Not that it stopped the Museum of London from wanting to get their (gloved) hands on a few samples.
“A fatberg has long been on the Museum of London wishlist. We want to reflect the highs and lows of city living,” said curator Vyki Sparkes.
Fatbergs are “gross, but strangely compelling,” she added.
The Mona Lisa it is not.
But the new Fatberg! exhibition in central London is nonetheless drawing attention for its own special reasons. The latest attraction at the Museum of London is rocklike, repugnant and revolting. It also has tiny bugs living on it.
Chunks from the 130-tonne fatberg found in London’s aging sewer system went on display, retelling the story of how sewer workers tackled a massive blob of waste – using jet hoses, pickaxes, spades and shovels.
They are also a major problem in the British capital, which has a Victorian sewer system that has struggled to cope as the city’s population has increased. The British utility company Thames Water spends about 1 million pounds ($1.91 million) a month fighting the fatbergs that are lurking in the pipes and tunnels beneath the people’s feet, many located in areas of London with restaurants that pour cooking oil down the drain.
If fatbergs aren’t removed, they can cause sewer overflows.
It’s not just a London problem, of course, but it may be the first city to encase samples of sewage in perspex viewing boxes and then invite people round to check it out.
Sparkes says that part of the reason fatbergs have captured the public imagination is down to the name, for which we can thank London sewer workers. They coined the term “fatberg,” which entered the Oxford English Dictionary in 2015.
“People can really visualise that it’s like a giant iceberg but made of fat,” Sparkes said.
It’s not all doom and gloom. The display reveals that some of the fatberg was converted into biodiesel that helps to run London buses.
The samples on display, which were air-dried, look like clumps of moonscape or a small asteroid.

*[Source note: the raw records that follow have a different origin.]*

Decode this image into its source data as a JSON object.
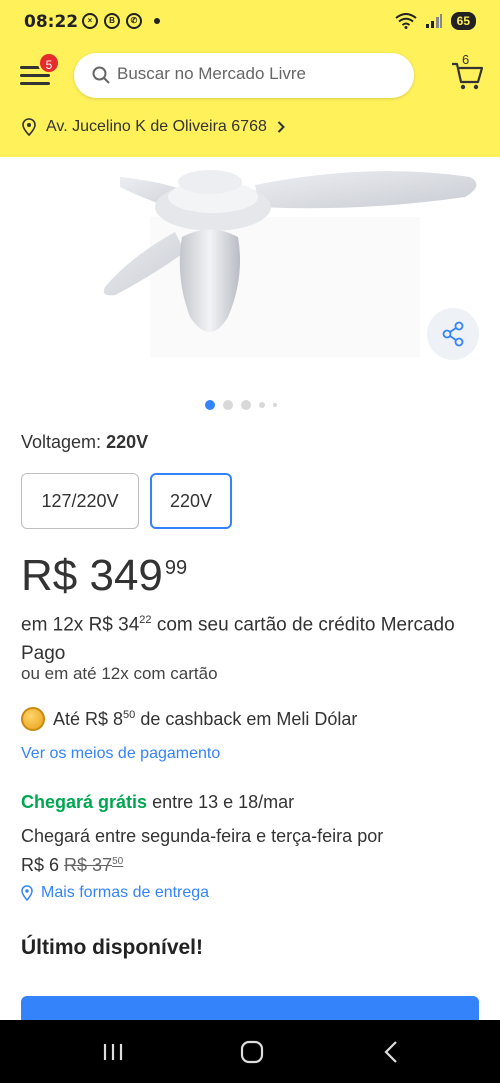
{
  "status_bar": {
    "time": "08:22",
    "battery": "65"
  },
  "header": {
    "menu_badge": "5",
    "search_placeholder": "Buscar no Mercado Livre",
    "cart_count": "6",
    "address": "Av. Jucelino K de Oliveira 6768"
  },
  "product": {
    "image_dots": 5,
    "active_dot": 0,
    "voltage_label": "Voltagem:",
    "voltage_selected": "220V",
    "voltage_options": [
      "127/220V",
      "220V"
    ]
  },
  "price": {
    "currency": "R$",
    "integer": "349",
    "cents": "99",
    "installment_prefix": "em 12x R$ 34",
    "installment_cents": "22",
    "installment_suffix": "com seu cartão de crédito Mercado Pago",
    "installment_alt": "ou em até 12x com cartão",
    "cashback_prefix": "Até R$ 8",
    "cashback_cents": "50",
    "cashback_suffix": "de cashback em Meli Dólar",
    "payment_link": "Ver os meios de pagamento"
  },
  "shipping": {
    "free_label": "Chegará grátis",
    "free_dates": "entre 13 e 18/mar",
    "paid_text": "Chegará entre segunda-feira e terça-feira por",
    "paid_price": "R$ 6",
    "paid_old_price": "R$ 37",
    "paid_old_cents": "50",
    "more_options": "Mais formas de entrega"
  },
  "stock": {
    "label": "Último disponível!"
  },
  "colors": {
    "brand_yellow": "#fff159",
    "accent_blue": "#3483fa",
    "green": "#00a650"
  }
}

But lean in and you’ll see a tiny piece of a Double Decker chocolate bar wrapper poking out of one grayish blob. Lean in even closer and you’ll see the small flies that hatched when the samples were in quarantine.
“You can see flies walking along and crawling – it’s like it has its own pets,” said Sparkes, who added that “this is almost like a live experiment.” She says she doesn’t know what the exhibition will look like at the end of its run in July. “It’s attracting flies, it’s changing. It definitely looks a lot different from when we got it a few months ago. The sample that air dried faster has crumbled into parts.
Thames Water, the utility company, says it hopes the display will spark a larger conversation about what gets flushed down the drain – particularly things that cause headaches like wet wipes, condoms and sanitary pads.
“We’d like people to realise what they are flushing down the toilet, or pouring down the sink can have an effect. Just because it’s out of sight doesn’t mean it’s gone forever,” said Lee Irving, a Thames Water spokesman.
“We are down in the sewers tackling fatbergs every single day,” he said.